→ **Try it**
Be exact. Print each record as it stands.

→ **Given entries**
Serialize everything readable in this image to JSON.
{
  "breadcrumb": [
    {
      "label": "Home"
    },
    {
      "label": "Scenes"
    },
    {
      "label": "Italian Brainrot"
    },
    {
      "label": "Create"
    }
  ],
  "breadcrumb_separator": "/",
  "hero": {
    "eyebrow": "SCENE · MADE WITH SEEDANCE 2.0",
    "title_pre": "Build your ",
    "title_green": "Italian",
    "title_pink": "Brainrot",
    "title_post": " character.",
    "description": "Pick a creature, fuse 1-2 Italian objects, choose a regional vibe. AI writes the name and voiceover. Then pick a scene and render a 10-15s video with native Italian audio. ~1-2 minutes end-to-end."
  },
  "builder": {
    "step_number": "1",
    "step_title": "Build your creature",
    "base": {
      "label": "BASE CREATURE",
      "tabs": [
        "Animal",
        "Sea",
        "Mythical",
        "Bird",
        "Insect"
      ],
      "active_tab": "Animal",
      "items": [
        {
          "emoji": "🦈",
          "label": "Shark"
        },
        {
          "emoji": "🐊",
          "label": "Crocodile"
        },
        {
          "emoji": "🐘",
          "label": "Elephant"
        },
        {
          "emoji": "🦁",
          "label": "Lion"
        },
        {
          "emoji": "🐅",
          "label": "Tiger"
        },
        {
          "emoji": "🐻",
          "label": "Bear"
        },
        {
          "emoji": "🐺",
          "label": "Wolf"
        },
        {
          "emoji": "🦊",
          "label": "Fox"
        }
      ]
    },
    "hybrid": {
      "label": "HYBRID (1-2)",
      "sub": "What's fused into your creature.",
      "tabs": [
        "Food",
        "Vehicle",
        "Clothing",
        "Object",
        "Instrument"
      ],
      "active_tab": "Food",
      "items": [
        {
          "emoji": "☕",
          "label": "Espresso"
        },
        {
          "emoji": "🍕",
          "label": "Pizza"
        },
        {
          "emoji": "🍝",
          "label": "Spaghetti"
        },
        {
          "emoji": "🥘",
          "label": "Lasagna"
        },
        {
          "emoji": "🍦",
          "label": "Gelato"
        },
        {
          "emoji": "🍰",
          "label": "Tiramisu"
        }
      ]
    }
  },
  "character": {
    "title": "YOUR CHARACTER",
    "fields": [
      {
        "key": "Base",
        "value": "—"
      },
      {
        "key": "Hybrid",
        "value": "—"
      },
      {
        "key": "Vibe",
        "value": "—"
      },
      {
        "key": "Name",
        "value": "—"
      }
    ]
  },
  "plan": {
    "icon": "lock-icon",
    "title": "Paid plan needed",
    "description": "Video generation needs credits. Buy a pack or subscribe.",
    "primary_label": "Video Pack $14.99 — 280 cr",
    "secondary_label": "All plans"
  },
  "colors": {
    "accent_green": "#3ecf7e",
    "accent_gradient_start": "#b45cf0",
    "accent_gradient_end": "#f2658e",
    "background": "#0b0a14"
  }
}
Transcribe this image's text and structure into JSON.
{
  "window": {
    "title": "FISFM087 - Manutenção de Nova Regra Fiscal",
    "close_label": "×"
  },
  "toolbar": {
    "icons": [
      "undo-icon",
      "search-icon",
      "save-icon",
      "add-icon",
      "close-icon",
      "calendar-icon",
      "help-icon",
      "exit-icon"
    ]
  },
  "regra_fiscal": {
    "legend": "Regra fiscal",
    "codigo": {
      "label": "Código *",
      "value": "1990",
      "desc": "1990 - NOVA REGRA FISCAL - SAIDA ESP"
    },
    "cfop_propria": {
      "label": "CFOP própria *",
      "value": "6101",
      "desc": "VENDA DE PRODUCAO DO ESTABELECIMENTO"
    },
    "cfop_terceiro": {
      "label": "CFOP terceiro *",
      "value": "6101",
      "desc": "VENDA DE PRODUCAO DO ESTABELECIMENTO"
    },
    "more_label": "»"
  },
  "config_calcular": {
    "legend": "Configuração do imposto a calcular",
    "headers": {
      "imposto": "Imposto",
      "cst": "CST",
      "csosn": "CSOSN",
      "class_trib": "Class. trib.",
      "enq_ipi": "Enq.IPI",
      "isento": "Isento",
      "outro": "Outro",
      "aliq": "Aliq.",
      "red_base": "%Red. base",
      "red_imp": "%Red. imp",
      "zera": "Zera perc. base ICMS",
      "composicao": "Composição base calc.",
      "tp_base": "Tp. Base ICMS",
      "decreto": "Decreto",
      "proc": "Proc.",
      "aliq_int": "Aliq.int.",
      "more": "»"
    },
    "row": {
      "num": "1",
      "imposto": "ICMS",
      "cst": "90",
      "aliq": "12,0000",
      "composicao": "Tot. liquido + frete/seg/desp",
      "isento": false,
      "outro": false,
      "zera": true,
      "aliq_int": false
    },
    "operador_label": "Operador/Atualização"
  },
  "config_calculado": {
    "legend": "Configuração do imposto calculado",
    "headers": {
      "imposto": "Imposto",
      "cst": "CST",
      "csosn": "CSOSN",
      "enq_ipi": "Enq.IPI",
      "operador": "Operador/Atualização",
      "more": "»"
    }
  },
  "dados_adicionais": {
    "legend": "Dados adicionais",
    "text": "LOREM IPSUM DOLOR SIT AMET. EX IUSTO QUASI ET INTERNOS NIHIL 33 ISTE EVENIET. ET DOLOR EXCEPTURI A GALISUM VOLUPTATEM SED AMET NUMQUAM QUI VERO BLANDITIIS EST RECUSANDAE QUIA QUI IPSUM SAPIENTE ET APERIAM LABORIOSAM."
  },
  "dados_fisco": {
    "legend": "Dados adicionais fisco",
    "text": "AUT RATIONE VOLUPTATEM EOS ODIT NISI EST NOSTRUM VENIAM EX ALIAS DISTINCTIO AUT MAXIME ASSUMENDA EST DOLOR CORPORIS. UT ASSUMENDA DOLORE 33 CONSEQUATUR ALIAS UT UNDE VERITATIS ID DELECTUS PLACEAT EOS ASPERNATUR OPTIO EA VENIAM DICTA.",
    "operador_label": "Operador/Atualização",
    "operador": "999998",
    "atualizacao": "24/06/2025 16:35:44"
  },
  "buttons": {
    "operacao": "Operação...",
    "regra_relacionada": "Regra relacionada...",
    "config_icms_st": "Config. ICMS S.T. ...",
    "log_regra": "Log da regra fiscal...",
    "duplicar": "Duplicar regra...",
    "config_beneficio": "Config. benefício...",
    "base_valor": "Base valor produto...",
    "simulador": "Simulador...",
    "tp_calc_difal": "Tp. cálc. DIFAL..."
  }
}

→ **Response to the exercise**
Serialize everything readable in this image to JSON.
{
  "breadcrumb": [
    {
      "label": "Home"
    },
    {
      "label": "Scenes"
    },
    {
      "label": "Italian Brainrot"
    },
    {
      "label": "Create"
    }
  ],
  "breadcrumb_separator": "/",
  "hero": {
    "eyebrow": "SCENE · MADE WITH SEEDANCE 2.0",
    "title_pre": "Build your ",
    "title_green": "Italian",
    "title_pink": "Brainrot",
    "title_post": " character.",
    "description": "Pick a creature, fuse 1-2 Italian objects, choose a regional vibe. AI writes the name and voiceover. Then pick a scene and render a 10-15s video with native Italian audio. ~1-2 minutes end-to-end."
  },
  "builder": {
    "step_number": "1",
    "step_title": "Build your creature",
    "base": {
      "label": "BASE CREATURE",
      "tabs": [
        "Animal",
        "Sea",
        "Mythical",
        "Bird",
        "Insect"
      ],
      "active_tab": "Animal",
      "items": [
        {
          "emoji": "🦈",
          "label": "Shark"
        },
        {
          "emoji": "🐊",
          "label": "Crocodile"
        },
        {
          "emoji": "🐘",
          "label": "Elephant"
        },
        {
          "emoji": "🦁",
          "label": "Lion"
        },
        {
          "emoji": "🐅",
          "label": "Tiger"
        },
        {
          "emoji": "🐻",
          "label": "Bear"
        },
        {
          "emoji": "🐺",
          "label": "Wolf"
        },
        {
          "emoji": "🦊",
          "label": "Fox"
        }
      ]
    },
    "hybrid": {
      "label": "HYBRID (1-2)",
      "sub": "What's fused into your creature.",
      "tabs": [
        "Food",
        "Vehicle",
        "Clothing",
        "Object",
        "Instrument"
      ],
      "active_tab": "Food",
      "items": [
        {
          "emoji": "☕",
          "label": "Espresso"
        },
        {
          "emoji": "🍕",
          "label": "Pizza"
        },
        {
          "emoji": "🍝",
          "label": "Spaghetti"
        },
        {
          "emoji": "🥘",
          "label": "Lasagna"
        },
        {
          "emoji": "🍦",
          "label": "Gelato"
        },
        {
          "emoji": "🍰",
          "label": "Tiramisu"
        }
      ]
    }
  },
  "character": {
    "title": "YOUR CHARACTER",
    "fields": [
      {
        "key": "Base",
        "value": "—"
      },
      {
        "key": "Hybrid",
        "value": "—"
      },
      {
        "key": "Vibe",
        "value": "—"
      },
      {
        "key": "Name",
        "value": "—"
      }
    ]
  },
  "plan": {
    "icon": "lock-icon",
    "title": "Paid plan needed",
    "description": "Video generation needs credits. Buy a pack or subscribe.",
    "primary_label": "Video Pack $14.99 — 280 cr",
    "secondary_label": "All plans"
  },
  "colors": {
    "accent_green": "#3ecf7e",
    "accent_gradient_start": "#b45cf0",
    "accent_gradient_end": "#f2658e",
    "background": "#0b0a14"
  }
}
Transcribe this image's text and structure into JSON.
{
  "window": {
    "title": "FISFM087 - Manutenção de Nova Regra Fiscal",
    "close_label": "×"
  },
  "toolbar": {
    "icons": [
      "undo-icon",
      "search-icon",
      "save-icon",
      "add-icon",
      "close-icon",
      "calendar-icon",
      "help-icon",
      "exit-icon"
    ]
  },
  "regra_fiscal": {
    "legend": "Regra fiscal",
    "codigo": {
      "label": "Código *",
      "value": "1990",
      "desc": "1990 - NOVA REGRA FISCAL - SAIDA ESP"
    },
    "cfop_propria": {
      "label": "CFOP própria *",
      "value": "6101",
      "desc": "VENDA DE PRODUCAO DO ESTABELECIMENTO"
    },
    "cfop_terceiro": {
      "label": "CFOP terceiro *",
      "value": "6101",
      "desc": "VENDA DE PRODUCAO DO ESTABELECIMENTO"
    },
    "more_label": "»"
  },
  "config_calcular": {
    "legend": "Configuração do imposto a calcular",
    "headers": {
      "imposto": "Imposto",
      "cst": "CST",
      "csosn": "CSOSN",
      "class_trib": "Class. trib.",
      "enq_ipi": "Enq.IPI",
      "isento": "Isento",
      "outro": "Outro",
      "aliq": "Aliq.",
      "red_base": "%Red. base",
      "red_imp": "%Red. imp",
      "zera": "Zera perc. base ICMS",
      "composicao": "Composição base calc.",
      "tp_base": "Tp. Base ICMS",
      "decreto": "Decreto",
      "proc": "Proc.",
      "aliq_int": "Aliq.int.",
      "more": "»"
    },
    "row": {
      "num": "1",
      "imposto": "ICMS",
      "cst": "90",
      "aliq": "12,0000",
      "composicao": "Tot. liquido + frete/seg/desp",
      "isento": false,
      "outro": false,
      "zera": true,
      "aliq_int": false
    },
    "operador_label": "Operador/Atualização"
  },
  "config_calculado": {
    "legend": "Configuração do imposto calculado",
    "headers": {
      "imposto": "Imposto",
      "cst": "CST",
      "csosn": "CSOSN",
      "enq_ipi": "Enq.IPI",
      "operador": "Operador/Atualização",
      "more": "»"
    }
  },
  "dados_adicionais": {
    "legend": "Dados adicionais",
    "text": "LOREM IPSUM DOLOR SIT AMET. EX IUSTO QUASI ET INTERNOS NIHIL 33 ISTE EVENIET. ET DOLOR EXCEPTURI A GALISUM VOLUPTATEM SED AMET NUMQUAM QUI VERO BLANDITIIS EST RECUSANDAE QUIA QUI IPSUM SAPIENTE ET APERIAM LABORIOSAM."
  },
  "dados_fisco": {
    "legend": "Dados adicionais fisco",
    "text": "AUT RATIONE VOLUPTATEM EOS ODIT NISI EST NOSTRUM VENIAM EX ALIAS DISTINCTIO AUT MAXIME ASSUMENDA EST DOLOR CORPORIS. UT ASSUMENDA DOLORE 33 CONSEQUATUR ALIAS UT UNDE VERITATIS ID DELECTUS PLACEAT EOS ASPERNATUR OPTIO EA VENIAM DICTA.",
    "operador_label": "Operador/Atualização",
    "operador": "999998",
    "atualizacao": "24/06/2025 16:35:44"
  },
  "buttons": {
    "operacao": "Operação...",
    "regra_relacionada": "Regra relacionada...",
    "config_icms_st": "Config. ICMS S.T. ...",
    "log_regra": "Log da regra fiscal...",
    "duplicar": "Duplicar regra...",
    "config_beneficio": "Config. benefício...",
    "base_valor": "Base valor produto...",
    "simulador": "Simulador...",
    "tp_calc_difal": "Tp. cálc. DIFAL..."
  }
}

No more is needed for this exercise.